Getting a pioneer of the relocation increase has brought unanticipated positive aspects. Providers nonetheless hesitant to go their head places of work from the money have began outsourcing accounting and other back-business office capabilities, to progressively reduce their operations in Tokyo. Pasona has capitalised on this demand, boosting its organization course of action outsourcing products and services and expanding amenities by renting a ground of the island’s huge commercial centre.
Nambu claims the corporation is catching the focus of engineering engineers who want to return dwelling to the island, enabling Pasona to start off new enterprises involving avatars and the metaverse. “We could not appeal to these engineers in Tokyo, even if we paid superior wages,” he states. The business intends to employ the service of about 10 per cent of its planned 1,200 personnel locally on the island.
Other companies that have moved away from the cash are also creating new organizations. In July 2021, Tokyo-based mostly outlined expertise agency Amuse established up a new headquarters combining studios with education rooms at the foot of Mount Fuji, about a two hours’ generate absent.
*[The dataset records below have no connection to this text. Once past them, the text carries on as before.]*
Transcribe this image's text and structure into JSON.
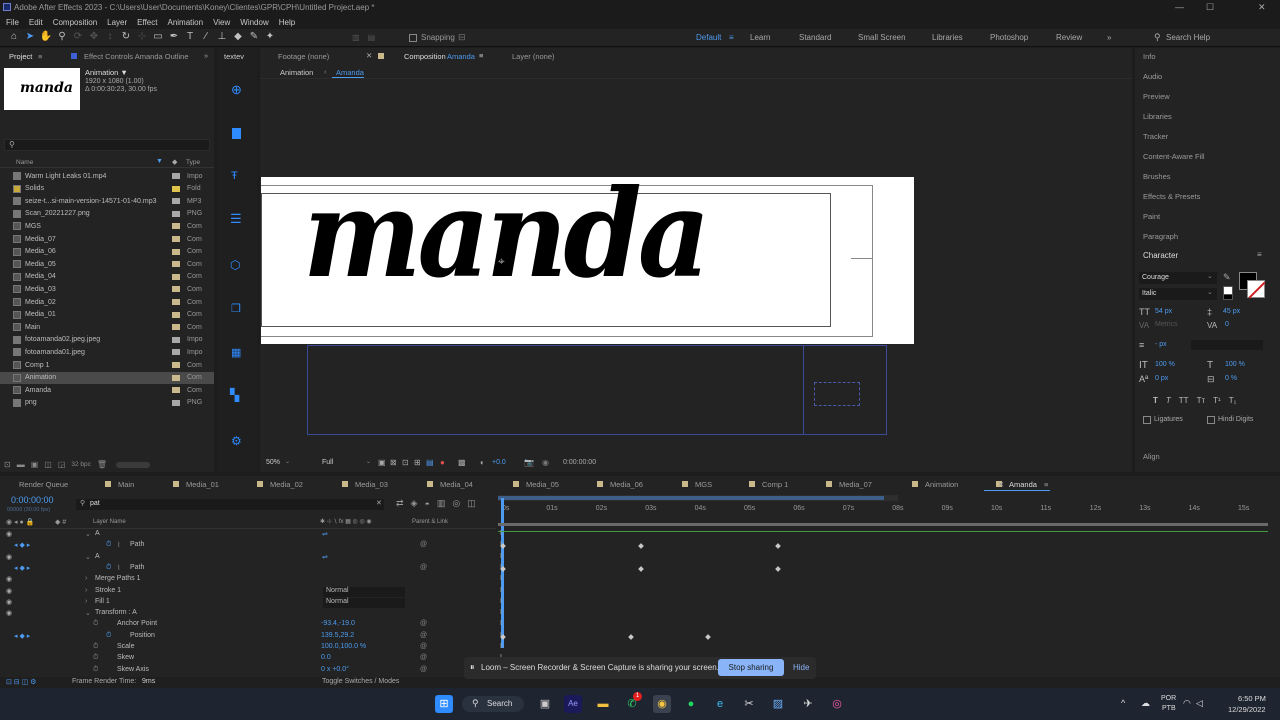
{
  "window": {
    "title": "Adobe After Effects 2023 - C:\\Users\\User\\Documents\\Koney\\Clientes\\GPR\\CPH\\Untitled Project.aep *",
    "minimize": "—",
    "maximize": "☐",
    "close": "✕"
  },
  "menu": [
    "File",
    "Edit",
    "Composition",
    "Layer",
    "Effect",
    "Animation",
    "View",
    "Window",
    "Help"
  ],
  "toolbar": {
    "snapping_label": "Snapping",
    "workspaces": [
      "Default",
      "Learn",
      "Standard",
      "Small Screen",
      "Libraries",
      "Photoshop",
      "Review"
    ],
    "more": "»",
    "search_placeholder": "Search Help"
  },
  "project_panel": {
    "tab_project": "Project",
    "tab_effects": "Effect Controls Amanda Outline",
    "tab_extra": "textev",
    "more": "»",
    "thumb_text": "manda",
    "selected_name": "Animation ▼",
    "selected_dims": "1920 x 1080 (1.00)",
    "selected_duration": "Δ 0:00:30:23, 30.00 fps",
    "search_placeholder": "",
    "col_name": "Name",
    "col_type": "Type",
    "items": [
      {
        "name": "Warm Light Leaks 01.mp4",
        "type": "Impo",
        "color": "#a8a8a8",
        "icon": "file"
      },
      {
        "name": "Solids",
        "type": "Fold",
        "color": "#e0c34a",
        "icon": "folder"
      },
      {
        "name": "seize-t...si-main-version-14571-01-40.mp3",
        "type": "MP3",
        "color": "#a8a8a8",
        "icon": "file"
      },
      {
        "name": "Scan_20221227.png",
        "type": "PNG",
        "color": "#a8a8a8",
        "icon": "file"
      },
      {
        "name": "MGS",
        "type": "Com",
        "color": "#c9b98a",
        "icon": "comp"
      },
      {
        "name": "Media_07",
        "type": "Com",
        "color": "#c9b98a",
        "icon": "comp"
      },
      {
        "name": "Media_06",
        "type": "Com",
        "color": "#c9b98a",
        "icon": "comp"
      },
      {
        "name": "Media_05",
        "type": "Com",
        "color": "#c9b98a",
        "icon": "comp"
      },
      {
        "name": "Media_04",
        "type": "Com",
        "color": "#c9b98a",
        "icon": "comp"
      },
      {
        "name": "Media_03",
        "type": "Com",
        "color": "#c9b98a",
        "icon": "comp"
      },
      {
        "name": "Media_02",
        "type": "Com",
        "color": "#c9b98a",
        "icon": "comp"
      },
      {
        "name": "Media_01",
        "type": "Com",
        "color": "#c9b98a",
        "icon": "comp"
      },
      {
        "name": "Main",
        "type": "Com",
        "color": "#c9b98a",
        "icon": "comp"
      },
      {
        "name": "fotoamanda02.jpeg.jpeg",
        "type": "Impo",
        "color": "#a8a8a8",
        "icon": "file"
      },
      {
        "name": "fotoamanda01.jpeg",
        "type": "Impo",
        "color": "#a8a8a8",
        "icon": "file"
      },
      {
        "name": "Comp 1",
        "type": "Com",
        "color": "#c9b98a",
        "icon": "comp"
      },
      {
        "name": "Animation",
        "type": "Com",
        "color": "#c9b98a",
        "icon": "comp"
      },
      {
        "name": "Amanda",
        "type": "Com",
        "color": "#c9b98a",
        "icon": "comp"
      },
      {
        "name": "png",
        "type": "PNG",
        "color": "#a8a8a8",
        "icon": "file"
      }
    ],
    "bpc": "32 bpc"
  },
  "viewer": {
    "tab_footage": "Footage (none)",
    "tab_comp_prefix": "Composition",
    "tab_comp_name": "Amanda",
    "tab_layer": "Layer (none)",
    "breadcrumb_1": "Animation",
    "breadcrumb_2": "Amanda",
    "canvas_text": "manda",
    "zoom": "50%",
    "resolution": "Full",
    "exposure": "+0.0",
    "timecode": "0:00:00:00"
  },
  "right_panel": {
    "items": [
      "Info",
      "Audio",
      "Preview",
      "Libraries",
      "Tracker",
      "Content-Aware Fill",
      "Brushes",
      "Effects & Presets",
      "Paint",
      "Paragraph"
    ],
    "character_title": "Character",
    "font": "Courage",
    "style": "Italic",
    "font_size": "54 px",
    "leading": "45 px",
    "tracking_label": "Metrics",
    "tracking": "0",
    "stroke": "- px",
    "vscale": "100 %",
    "hscale": "100 %",
    "baseline": "0 px",
    "tsume": "0 %",
    "ligatures": "Ligatures",
    "hindi_digits": "Hindi Digits",
    "align": "Align"
  },
  "timeline": {
    "tabs": [
      "Render Queue",
      "Main",
      "Media_01",
      "Media_02",
      "Media_03",
      "Media_04",
      "Media_05",
      "Media_06",
      "MGS",
      "Comp 1",
      "Media_07",
      "Animation",
      "Amanda"
    ],
    "timecode": "0:00:00:00",
    "timecode_sub": "00000 (30.00 fps)",
    "search_value": "pat",
    "col_layer_name": "Layer Name",
    "col_parent": "Parent & Link",
    "ruler": [
      "0s",
      "01s",
      "02s",
      "03s",
      "04s",
      "05s",
      "06s",
      "07s",
      "08s",
      "09s",
      "10s",
      "11s",
      "12s",
      "13s",
      "14s",
      "15s"
    ],
    "rows": [
      {
        "name": "A",
        "indent": 95,
        "value": "",
        "mode": ""
      },
      {
        "name": "Path",
        "indent": 130,
        "value": "",
        "mode": ""
      },
      {
        "name": "A",
        "indent": 95,
        "value": "",
        "mode": ""
      },
      {
        "name": "Path",
        "indent": 130,
        "value": "",
        "mode": ""
      },
      {
        "name": "Merge Paths 1",
        "indent": 95,
        "value": "",
        "mode": ""
      },
      {
        "name": "Stroke 1",
        "indent": 95,
        "value": "",
        "mode": "Normal"
      },
      {
        "name": "Fill 1",
        "indent": 95,
        "value": "",
        "mode": "Normal"
      },
      {
        "name": "Transform : A",
        "indent": 95,
        "value": "",
        "mode": ""
      },
      {
        "name": "Anchor Point",
        "indent": 117,
        "value": "-93.4,-19.0",
        "mode": ""
      },
      {
        "name": "Position",
        "indent": 130,
        "value": "139.5,29.2",
        "mode": ""
      },
      {
        "name": "Scale",
        "indent": 117,
        "value": "100.0,100.0 %",
        "mode": ""
      },
      {
        "name": "Skew",
        "indent": 117,
        "value": "0.0",
        "mode": ""
      },
      {
        "name": "Skew Axis",
        "indent": 117,
        "value": "0 x +0.0°",
        "mode": ""
      }
    ],
    "render_time_label": "Frame Render Time:",
    "render_time": "9ms",
    "toggle_label": "Toggle Switches / Modes"
  },
  "loom_bar": {
    "message": "Loom – Screen Recorder & Screen Capture is sharing your screen.",
    "stop": "Stop sharing",
    "hide": "Hide"
  },
  "taskbar": {
    "search": "Search",
    "lang_1": "POR",
    "lang_2": "PTB",
    "time": "6:50 PM",
    "date": "12/29/2022",
    "badge": "1"
  }
}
The enterprise has kept its Tokyo offices — appreciably decreasing them — as a “transit area” to get ready documents when conference customers, for occasion. “The new head office environment capabilities as a workshop for inventive written content,” stated Nobuhiro Kashiwagi, an government officer. “It is not that we intend to shift the whole procedure in Tokyo to the foot of Mt Fuji, but we want to inspire the workstyle exactly where areas really do not make any difference.” So far, 20 people today have moved to the mountain space, but other individuals generally make a vacation when necessary from their household in the capital.
Not all people is enthusiastic about relocating. Experts warn it can’t succeed without right consultation with workforce, like offering allowances to empower them to check out Tokyo on a regular basis. “Management should devote sufficient time detailing the objective of the relocation, due to the fact it signifies forcing team to change their lifetime prepare,” says Yuji Kobayashi, principal researcher at Persol Exploration and Consulting. As individuals nevertheless wish to live in the thriving capital, “companies could even be viewed to be applying the relocation as a pretext for laying off employees”, claims Takeshi Hioki, a administration expert.
Even though Nambu says residing in Awaji is contributing to the “spiritual wealth” of staff, some of those people doing the job in Tokyo have combined thoughts. “I will not be heading to the island,” claims a Pasona personnel in her forties. “I have my family members with a kid below, and frankly talking, I don’t have any problem dwelling in Tokyo.”
Constructing associations with nearby authorities and businesses is also crucial to successful relocation. “We had been overwhelmed at 1st by waves of issues like ‘Are you absolutely sure of the conclusion?’ ‘Will you continue to be right here for a lengthy time?’ ‘Won’t fish in a nearby lake be harmed?’” suggests Amuse’s Kashiwagi, who took months to influence regional folks. Nambu echoes the obstacle, declaring the community in the beginning thought Pasona would go away if points did not perform very well.
“Just relocating a organization to a remote region can not be the goal of stimulating regional parts,” like the govt experienced hoped, claims Keisuke Muramatsu, who heads the public sector small business at KPMG Azsa. Whilst he thinks far more firms will make the choice to move absent from Tokyo, areas welcoming these newcomers are anticipated to play a very important function in arranging infrastructure and providing community solutions. How carefully private and community sectors can operate alongside one another, he adds, will establish the long run of decentralising Tokyo.